Washington's top six was good for most of the season last year, but there was no clear fit from the bottom-six who could be plugged into the top-six if needed. Sheary could possibly be that player and plugin for Jakub Vrana or T.J. Oshie if they struggle or if Peter Laviolette wants to shuffle the lineup. There is also prospect Daniel Sprong who will be vying for playing time on the roster as well and who has proven productive in his limited NHL experience.

The biggest question, for me, is down the middle. Since the 2018 Cup run, most fans don't think of center as a thin position for Washington. If Nicklas Backstrom or Evgeny Kuznetsov go down, you just move Lars Eller up and call it a day, right?

Sure, that's what you do in the top-six, but what about behind Eller?
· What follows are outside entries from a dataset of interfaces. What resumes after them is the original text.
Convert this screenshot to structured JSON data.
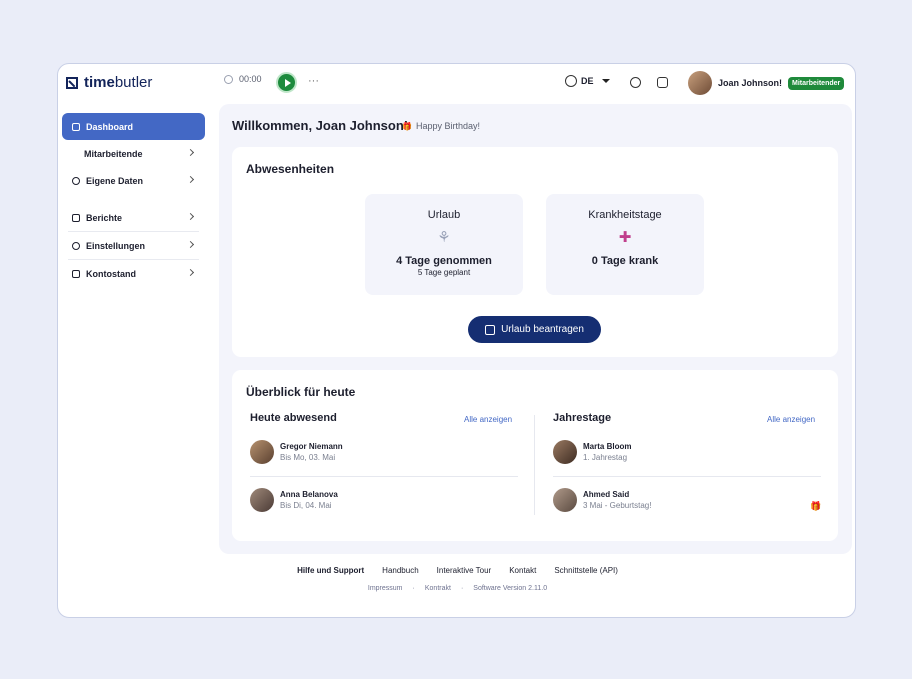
{
  "app": {
    "logo_bold": "time",
    "logo_light": "butler"
  },
  "topbar": {
    "timer": "00:00",
    "more": "···",
    "language": "DE",
    "user_name": "Joan Johnson!",
    "user_badge": "Mitarbeitender"
  },
  "sidebar": {
    "items": [
      {
        "label": "Dashboard"
      },
      {
        "label": "Mitarbeitende"
      },
      {
        "label": "Eigene Daten"
      },
      {
        "label": "Berichte"
      },
      {
        "label": "Einstellungen"
      },
      {
        "label": "Kontostand"
      }
    ]
  },
  "main": {
    "welcome": "Willkommen, Joan Johnson!",
    "birthday": "Happy Birthday!",
    "absences": {
      "title": "Abwesenheiten",
      "vacation": {
        "label": "Urlaub",
        "taken": "4 Tage genommen",
        "planned": "5 Tage geplant"
      },
      "sick": {
        "label": "Krankheitstage",
        "value": "0 Tage krank"
      },
      "request_button": "Urlaub beantragen"
    },
    "overview": {
      "title": "Überblick für heute",
      "absent_title": "Heute abwesend",
      "absent_show_all": "Alle anzeigen",
      "absent": [
        {
          "name": "Gregor Niemann",
          "desc": "Bis Mo, 03. Mai"
        },
        {
          "name": "Anna Belanova",
          "desc": "Bis Di, 04. Mai"
        }
      ],
      "anniv_title": "Jahrestage",
      "anniv_show_all": "Alle anzeigen",
      "anniversaries": [
        {
          "name": "Marta Bloom",
          "desc": "1. Jahrestag"
        },
        {
          "name": "Ahmed Said",
          "desc": "3 Mai - Geburtstag!"
        }
      ]
    }
  },
  "footer": {
    "help": "Hilfe und Support",
    "links": [
      "Handbuch",
      "Interaktive Tour",
      "Kontakt",
      "Schnittstelle (API)"
    ],
    "meta": [
      "Impressum",
      "Kontrakt",
      "Software Version 2.11.0"
    ]
  },
  "colors": {
    "accent": "#4368c5",
    "primary": "#152e72",
    "success": "#1f8a3b"
  }
}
Travis Boyd left in free agency and, let's face it, if the Caps need a long-term center Brian Pinho simply is not the answer.

It is hard to say definitively just how Washington will manage its taxi squad given the uncertainty surrounding the seasons of various minor and junior leagues, but I have to think Connor McMichael will be in play if the team is in need of a center. The Caps' center depth was exposed in the 2020 postseason when they had no answer at all for when Backstrom went down. If that happens again, I think fans will get their wish and see McMichael suit up for the Caps.